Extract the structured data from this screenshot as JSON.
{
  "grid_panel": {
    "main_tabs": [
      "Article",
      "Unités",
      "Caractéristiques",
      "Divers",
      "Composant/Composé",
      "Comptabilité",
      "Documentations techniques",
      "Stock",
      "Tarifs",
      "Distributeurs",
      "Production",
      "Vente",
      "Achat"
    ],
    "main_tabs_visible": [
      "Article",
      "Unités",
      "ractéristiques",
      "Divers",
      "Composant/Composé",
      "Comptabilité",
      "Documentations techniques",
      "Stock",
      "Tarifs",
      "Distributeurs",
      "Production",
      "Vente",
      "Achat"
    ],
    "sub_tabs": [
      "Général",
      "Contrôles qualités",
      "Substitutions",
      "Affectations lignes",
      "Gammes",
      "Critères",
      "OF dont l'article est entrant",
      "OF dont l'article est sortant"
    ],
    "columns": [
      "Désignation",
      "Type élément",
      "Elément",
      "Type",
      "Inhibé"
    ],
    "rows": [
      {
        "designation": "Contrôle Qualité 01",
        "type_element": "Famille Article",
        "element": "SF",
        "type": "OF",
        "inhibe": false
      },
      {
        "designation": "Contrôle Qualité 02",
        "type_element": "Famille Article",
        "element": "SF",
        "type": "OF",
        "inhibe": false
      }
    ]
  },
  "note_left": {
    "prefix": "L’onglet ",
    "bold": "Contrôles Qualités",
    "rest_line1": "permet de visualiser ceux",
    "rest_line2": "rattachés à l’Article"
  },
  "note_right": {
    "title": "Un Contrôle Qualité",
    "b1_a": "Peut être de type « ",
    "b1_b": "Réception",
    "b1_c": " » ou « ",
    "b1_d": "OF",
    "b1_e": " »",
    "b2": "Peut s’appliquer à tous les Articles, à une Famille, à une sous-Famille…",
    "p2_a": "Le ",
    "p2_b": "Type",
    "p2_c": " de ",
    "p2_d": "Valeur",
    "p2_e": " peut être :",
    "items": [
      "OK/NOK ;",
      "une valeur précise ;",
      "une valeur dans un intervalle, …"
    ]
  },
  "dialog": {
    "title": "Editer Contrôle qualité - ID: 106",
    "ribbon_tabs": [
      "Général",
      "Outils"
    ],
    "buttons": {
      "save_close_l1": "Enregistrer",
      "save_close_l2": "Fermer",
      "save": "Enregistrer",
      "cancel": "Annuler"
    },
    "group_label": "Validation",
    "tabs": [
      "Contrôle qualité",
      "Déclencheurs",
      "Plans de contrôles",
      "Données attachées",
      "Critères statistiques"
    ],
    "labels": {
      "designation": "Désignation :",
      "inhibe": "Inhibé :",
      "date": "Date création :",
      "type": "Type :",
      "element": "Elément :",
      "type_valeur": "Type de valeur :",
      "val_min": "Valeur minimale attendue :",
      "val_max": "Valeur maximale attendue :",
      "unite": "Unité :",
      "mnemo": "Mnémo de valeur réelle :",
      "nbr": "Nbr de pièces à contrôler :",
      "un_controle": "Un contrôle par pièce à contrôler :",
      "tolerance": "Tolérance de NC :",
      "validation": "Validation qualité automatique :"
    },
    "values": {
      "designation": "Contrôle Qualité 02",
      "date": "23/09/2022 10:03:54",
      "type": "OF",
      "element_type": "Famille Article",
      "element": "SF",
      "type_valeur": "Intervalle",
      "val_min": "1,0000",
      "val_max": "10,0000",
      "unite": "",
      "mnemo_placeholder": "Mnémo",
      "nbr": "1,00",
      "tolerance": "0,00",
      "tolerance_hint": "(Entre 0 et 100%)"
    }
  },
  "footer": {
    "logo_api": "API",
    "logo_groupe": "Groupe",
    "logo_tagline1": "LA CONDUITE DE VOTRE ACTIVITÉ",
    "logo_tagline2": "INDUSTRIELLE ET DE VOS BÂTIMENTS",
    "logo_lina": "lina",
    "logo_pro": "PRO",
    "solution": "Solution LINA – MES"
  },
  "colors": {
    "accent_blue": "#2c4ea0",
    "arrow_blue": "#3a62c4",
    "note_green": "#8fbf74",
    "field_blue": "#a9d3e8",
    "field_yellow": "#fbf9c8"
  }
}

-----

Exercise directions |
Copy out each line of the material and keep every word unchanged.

Your response |
Extract the structured data from this screenshot as JSON.
{
  "grid_panel": {
    "main_tabs": [
      "Article",
      "Unités",
      "Caractéristiques",
      "Divers",
      "Composant/Composé",
      "Comptabilité",
      "Documentations techniques",
      "Stock",
      "Tarifs",
      "Distributeurs",
      "Production",
      "Vente",
      "Achat"
    ],
    "main_tabs_visible": [
      "Article",
      "Unités",
      "ractéristiques",
      "Divers",
      "Composant/Composé",
      "Comptabilité",
      "Documentations techniques",
      "Stock",
      "Tarifs",
      "Distributeurs",
      "Production",
      "Vente",
      "Achat"
    ],
    "sub_tabs": [
      "Général",
      "Contrôles qualités",
      "Substitutions",
      "Affectations lignes",
      "Gammes",
      "Critères",
      "OF dont l'article est entrant",
      "OF dont l'article est sortant"
    ],
    "columns": [
      "Désignation",
      "Type élément",
      "Elément",
      "Type",
      "Inhibé"
    ],
    "rows": [
      {
        "designation": "Contrôle Qualité 01",
        "type_element": "Famille Article",
        "element": "SF",
        "type": "OF",
        "inhibe": false
      },
      {
        "designation": "Contrôle Qualité 02",
        "type_element": "Famille Article",
        "element": "SF",
        "type": "OF",
        "inhibe": false
      }
    ]
  },
  "note_left": {
    "prefix": "L’onglet ",
    "bold": "Contrôles Qualités",
    "rest_line1": "permet de visualiser ceux",
    "rest_line2": "rattachés à l’Article"
  },
  "note_right": {
    "title": "Un Contrôle Qualité",
    "b1_a": "Peut être de type « ",
    "b1_b": "Réception",
    "b1_c": " » ou « ",
    "b1_d": "OF",
    "b1_e": " »",
    "b2": "Peut s’appliquer à tous les Articles, à une Famille, à une sous-Famille…",
    "p2_a": "Le ",
    "p2_b": "Type",
    "p2_c": " de ",
    "p2_d": "Valeur",
    "p2_e": " peut être :",
    "items": [
      "OK/NOK ;",
      "une valeur précise ;",
      "une valeur dans un intervalle, …"
    ]
  },
  "dialog": {
    "title": "Editer Contrôle qualité - ID: 106",
    "ribbon_tabs": [
      "Général",
      "Outils"
    ],
    "buttons": {
      "save_close_l1": "Enregistrer",
      "save_close_l2": "Fermer",
      "save": "Enregistrer",
      "cancel": "Annuler"
    },
    "group_label": "Validation",
    "tabs": [
      "Contrôle qualité",
      "Déclencheurs",
      "Plans de contrôles",
      "Données attachées",
      "Critères statistiques"
    ],
    "labels": {
      "designation": "Désignation :",
      "inhibe": "Inhibé :",
      "date": "Date création :",
      "type": "Type :",
      "element": "Elément :",
      "type_valeur": "Type de valeur :",
      "val_min": "Valeur minimale attendue :",
      "val_max": "Valeur maximale attendue :",
      "unite": "Unité :",
      "mnemo": "Mnémo de valeur réelle :",
      "nbr": "Nbr de pièces à contrôler :",
      "un_controle": "Un contrôle par pièce à contrôler :",
      "tolerance": "Tolérance de NC :",
      "validation": "Validation qualité automatique :"
    },
    "values": {
      "designation": "Contrôle Qualité 02",
      "date": "23/09/2022 10:03:54",
      "type": "OF",
      "element_type": "Famille Article",
      "element": "SF",
      "type_valeur": "Intervalle",
      "val_min": "1,0000",
      "val_max": "10,0000",
      "unite": "",
      "mnemo_placeholder": "Mnémo",
      "nbr": "1,00",
      "tolerance": "0,00",
      "tolerance_hint": "(Entre 0 et 100%)"
    }
  },
  "footer": {
    "logo_api": "API",
    "logo_groupe": "Groupe",
    "logo_tagline1": "LA CONDUITE DE VOTRE ACTIVITÉ",
    "logo_tagline2": "INDUSTRIELLE ET DE VOS BÂTIMENTS",
    "logo_lina": "lina",
    "logo_pro": "PRO",
    "solution": "Solution LINA – MES"
  },
  "colors": {
    "accent_blue": "#2c4ea0",
    "arrow_blue": "#3a62c4",
    "note_green": "#8fbf74",
    "field_blue": "#a9d3e8",
    "field_yellow": "#fbf9c8"
  }
}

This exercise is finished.